● WORK INSTRUCTION: Look through the lines below, find those with the word "wires", and copy them.

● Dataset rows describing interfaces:
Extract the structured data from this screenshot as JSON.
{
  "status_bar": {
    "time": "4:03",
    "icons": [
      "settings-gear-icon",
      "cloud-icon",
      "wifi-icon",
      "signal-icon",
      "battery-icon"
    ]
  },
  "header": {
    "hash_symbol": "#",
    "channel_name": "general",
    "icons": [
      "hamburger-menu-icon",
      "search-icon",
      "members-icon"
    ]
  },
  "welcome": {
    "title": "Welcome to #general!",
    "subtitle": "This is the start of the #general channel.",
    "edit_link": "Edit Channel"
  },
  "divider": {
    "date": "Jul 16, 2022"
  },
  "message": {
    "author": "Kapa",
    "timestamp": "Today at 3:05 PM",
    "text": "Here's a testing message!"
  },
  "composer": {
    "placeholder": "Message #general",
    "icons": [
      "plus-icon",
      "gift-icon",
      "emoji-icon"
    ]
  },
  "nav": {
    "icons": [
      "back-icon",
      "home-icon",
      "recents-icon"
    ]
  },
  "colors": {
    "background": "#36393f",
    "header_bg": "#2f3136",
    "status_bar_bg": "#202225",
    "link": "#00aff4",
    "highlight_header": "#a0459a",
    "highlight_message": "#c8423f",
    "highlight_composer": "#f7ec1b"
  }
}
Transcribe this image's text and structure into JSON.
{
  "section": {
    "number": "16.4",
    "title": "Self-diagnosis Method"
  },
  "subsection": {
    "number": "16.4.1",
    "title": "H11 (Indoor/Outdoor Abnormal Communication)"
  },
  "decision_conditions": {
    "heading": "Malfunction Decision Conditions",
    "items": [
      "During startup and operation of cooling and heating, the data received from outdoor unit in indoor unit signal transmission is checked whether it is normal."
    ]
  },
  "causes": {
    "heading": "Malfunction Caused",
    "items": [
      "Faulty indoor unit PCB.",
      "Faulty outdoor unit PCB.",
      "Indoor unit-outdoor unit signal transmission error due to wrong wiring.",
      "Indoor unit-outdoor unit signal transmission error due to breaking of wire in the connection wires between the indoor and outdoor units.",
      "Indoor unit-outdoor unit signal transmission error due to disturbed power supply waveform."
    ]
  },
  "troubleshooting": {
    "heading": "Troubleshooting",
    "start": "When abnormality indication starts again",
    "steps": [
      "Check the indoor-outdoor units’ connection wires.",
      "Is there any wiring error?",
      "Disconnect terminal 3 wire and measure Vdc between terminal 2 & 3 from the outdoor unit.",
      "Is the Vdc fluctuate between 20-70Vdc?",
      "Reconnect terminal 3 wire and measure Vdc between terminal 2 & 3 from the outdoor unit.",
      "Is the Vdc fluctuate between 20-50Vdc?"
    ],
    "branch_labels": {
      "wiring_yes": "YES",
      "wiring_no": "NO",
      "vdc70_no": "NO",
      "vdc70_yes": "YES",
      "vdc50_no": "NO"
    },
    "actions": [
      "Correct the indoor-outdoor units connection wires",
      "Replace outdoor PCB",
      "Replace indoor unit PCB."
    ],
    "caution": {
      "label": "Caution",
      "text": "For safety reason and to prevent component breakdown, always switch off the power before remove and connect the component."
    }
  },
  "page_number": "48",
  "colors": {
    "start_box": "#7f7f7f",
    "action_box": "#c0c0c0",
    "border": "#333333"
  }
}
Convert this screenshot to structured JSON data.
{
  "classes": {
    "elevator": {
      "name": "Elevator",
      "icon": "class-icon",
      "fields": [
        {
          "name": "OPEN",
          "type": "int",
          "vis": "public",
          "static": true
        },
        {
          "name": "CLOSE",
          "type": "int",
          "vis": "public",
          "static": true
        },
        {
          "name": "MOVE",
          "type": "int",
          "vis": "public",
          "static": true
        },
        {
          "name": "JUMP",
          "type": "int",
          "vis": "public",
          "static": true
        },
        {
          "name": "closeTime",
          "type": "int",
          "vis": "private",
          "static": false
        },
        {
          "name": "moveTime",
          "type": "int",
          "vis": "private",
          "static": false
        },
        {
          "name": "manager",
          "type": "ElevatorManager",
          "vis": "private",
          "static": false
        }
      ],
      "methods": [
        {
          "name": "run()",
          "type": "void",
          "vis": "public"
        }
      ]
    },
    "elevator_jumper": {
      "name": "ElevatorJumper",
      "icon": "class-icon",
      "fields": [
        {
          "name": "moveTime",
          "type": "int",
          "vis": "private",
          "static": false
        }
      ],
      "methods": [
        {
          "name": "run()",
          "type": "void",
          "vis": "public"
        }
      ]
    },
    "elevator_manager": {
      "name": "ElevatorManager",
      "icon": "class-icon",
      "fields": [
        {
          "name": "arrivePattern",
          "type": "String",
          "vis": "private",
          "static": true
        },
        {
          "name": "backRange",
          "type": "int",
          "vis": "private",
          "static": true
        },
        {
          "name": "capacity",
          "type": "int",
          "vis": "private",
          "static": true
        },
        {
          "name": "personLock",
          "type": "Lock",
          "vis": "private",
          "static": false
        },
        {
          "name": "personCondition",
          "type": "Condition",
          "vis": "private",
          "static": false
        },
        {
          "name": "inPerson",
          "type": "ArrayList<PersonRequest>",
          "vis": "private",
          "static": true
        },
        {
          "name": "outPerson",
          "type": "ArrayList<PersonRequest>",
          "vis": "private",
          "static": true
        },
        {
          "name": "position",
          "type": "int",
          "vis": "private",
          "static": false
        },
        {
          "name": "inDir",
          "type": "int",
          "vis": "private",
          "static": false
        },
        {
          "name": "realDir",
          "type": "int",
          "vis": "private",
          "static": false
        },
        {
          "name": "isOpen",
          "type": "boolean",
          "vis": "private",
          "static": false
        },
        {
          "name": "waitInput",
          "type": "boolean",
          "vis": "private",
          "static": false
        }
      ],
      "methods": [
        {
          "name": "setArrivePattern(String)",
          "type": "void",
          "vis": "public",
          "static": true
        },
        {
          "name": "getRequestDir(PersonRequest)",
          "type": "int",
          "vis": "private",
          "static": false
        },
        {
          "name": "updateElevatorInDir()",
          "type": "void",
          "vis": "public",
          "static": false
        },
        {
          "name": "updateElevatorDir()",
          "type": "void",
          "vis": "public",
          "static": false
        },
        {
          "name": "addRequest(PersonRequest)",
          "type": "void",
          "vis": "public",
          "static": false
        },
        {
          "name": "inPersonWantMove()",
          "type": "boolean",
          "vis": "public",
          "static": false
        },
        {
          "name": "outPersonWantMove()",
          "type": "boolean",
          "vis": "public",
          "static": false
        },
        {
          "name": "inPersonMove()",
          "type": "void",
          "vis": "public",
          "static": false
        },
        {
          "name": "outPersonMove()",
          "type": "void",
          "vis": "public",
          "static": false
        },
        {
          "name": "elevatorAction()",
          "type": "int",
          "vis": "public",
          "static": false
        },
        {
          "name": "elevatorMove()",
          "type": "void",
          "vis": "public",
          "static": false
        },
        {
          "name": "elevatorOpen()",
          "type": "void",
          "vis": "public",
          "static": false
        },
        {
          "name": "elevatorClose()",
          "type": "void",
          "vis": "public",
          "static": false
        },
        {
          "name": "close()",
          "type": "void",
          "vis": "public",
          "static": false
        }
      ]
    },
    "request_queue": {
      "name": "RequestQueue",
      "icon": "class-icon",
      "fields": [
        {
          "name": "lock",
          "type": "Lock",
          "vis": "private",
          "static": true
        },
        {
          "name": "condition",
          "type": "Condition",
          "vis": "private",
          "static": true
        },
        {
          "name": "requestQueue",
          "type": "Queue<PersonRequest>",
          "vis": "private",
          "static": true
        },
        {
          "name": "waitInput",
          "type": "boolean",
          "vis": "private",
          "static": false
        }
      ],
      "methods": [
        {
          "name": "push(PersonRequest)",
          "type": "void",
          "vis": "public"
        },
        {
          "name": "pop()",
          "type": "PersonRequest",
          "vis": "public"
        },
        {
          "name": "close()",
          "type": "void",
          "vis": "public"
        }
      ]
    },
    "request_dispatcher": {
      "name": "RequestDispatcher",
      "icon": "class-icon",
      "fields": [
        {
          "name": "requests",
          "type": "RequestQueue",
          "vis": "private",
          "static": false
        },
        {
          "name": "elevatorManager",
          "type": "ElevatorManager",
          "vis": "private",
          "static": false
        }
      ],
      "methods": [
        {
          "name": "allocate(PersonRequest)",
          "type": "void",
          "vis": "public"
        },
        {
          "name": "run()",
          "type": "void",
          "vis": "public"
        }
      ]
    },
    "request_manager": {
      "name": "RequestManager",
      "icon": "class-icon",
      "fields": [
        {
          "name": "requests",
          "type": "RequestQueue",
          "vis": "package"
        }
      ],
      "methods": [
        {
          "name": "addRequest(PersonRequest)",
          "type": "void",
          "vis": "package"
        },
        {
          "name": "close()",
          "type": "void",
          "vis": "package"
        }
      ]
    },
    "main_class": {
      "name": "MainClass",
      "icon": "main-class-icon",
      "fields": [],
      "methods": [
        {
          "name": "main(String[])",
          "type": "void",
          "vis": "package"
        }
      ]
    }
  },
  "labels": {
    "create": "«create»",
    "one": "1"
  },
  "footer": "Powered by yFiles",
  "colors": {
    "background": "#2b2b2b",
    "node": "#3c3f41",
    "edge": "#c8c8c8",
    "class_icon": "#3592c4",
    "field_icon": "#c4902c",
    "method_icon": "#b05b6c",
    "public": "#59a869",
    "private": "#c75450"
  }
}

● RESPONSE:
      "Indoor unit-outdoor unit signal transmission error due to breaking of wire in the connection wires between the indoor and outdoor units.",
      "Check the indoor-outdoor units’ connection wires.",
      "Correct the indoor-outdoor units connection wires",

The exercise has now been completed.